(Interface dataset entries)
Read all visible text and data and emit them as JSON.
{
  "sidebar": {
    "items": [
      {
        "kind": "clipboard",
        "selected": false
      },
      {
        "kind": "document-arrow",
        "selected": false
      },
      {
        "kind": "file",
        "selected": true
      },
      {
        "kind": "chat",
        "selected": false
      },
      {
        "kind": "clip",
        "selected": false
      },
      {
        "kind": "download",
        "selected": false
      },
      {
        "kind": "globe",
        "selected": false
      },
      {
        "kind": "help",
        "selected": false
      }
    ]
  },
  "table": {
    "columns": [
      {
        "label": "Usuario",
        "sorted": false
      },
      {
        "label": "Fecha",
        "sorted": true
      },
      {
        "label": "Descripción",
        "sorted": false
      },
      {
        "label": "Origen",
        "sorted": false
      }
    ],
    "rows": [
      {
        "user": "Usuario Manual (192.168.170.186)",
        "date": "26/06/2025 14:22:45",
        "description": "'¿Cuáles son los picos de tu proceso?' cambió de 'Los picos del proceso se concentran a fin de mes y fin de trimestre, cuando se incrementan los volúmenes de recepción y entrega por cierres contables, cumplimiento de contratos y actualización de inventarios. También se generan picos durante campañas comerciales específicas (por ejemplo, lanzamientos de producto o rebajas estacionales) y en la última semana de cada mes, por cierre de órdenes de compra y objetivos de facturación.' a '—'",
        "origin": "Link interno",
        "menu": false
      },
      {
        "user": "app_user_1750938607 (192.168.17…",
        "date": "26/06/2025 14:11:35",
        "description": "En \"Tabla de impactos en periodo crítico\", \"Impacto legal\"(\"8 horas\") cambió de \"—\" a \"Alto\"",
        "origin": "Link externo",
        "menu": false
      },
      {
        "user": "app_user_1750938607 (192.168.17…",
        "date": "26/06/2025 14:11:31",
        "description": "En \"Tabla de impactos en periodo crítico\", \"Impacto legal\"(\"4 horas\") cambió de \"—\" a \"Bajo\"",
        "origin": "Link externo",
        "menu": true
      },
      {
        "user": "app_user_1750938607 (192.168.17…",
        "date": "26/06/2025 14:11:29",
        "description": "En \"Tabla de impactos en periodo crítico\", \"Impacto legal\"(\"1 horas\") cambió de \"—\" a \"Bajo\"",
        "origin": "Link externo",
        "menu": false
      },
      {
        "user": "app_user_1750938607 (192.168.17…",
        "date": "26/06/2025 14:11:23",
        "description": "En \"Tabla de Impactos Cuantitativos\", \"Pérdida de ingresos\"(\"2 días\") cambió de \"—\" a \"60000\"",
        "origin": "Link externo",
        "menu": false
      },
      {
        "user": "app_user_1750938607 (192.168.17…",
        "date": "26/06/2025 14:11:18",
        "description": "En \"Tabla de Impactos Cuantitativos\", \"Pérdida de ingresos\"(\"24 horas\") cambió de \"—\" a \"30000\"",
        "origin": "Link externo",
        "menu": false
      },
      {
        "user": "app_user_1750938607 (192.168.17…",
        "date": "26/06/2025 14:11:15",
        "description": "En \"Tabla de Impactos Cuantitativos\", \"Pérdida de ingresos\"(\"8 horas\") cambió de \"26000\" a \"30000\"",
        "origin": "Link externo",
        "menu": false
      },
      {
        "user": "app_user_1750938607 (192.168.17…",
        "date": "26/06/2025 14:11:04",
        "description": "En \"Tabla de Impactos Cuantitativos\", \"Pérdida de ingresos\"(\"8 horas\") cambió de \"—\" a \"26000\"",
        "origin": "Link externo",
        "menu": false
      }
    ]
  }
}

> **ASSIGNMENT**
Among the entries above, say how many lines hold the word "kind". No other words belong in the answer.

> **PROBLEM SOLUTION**
8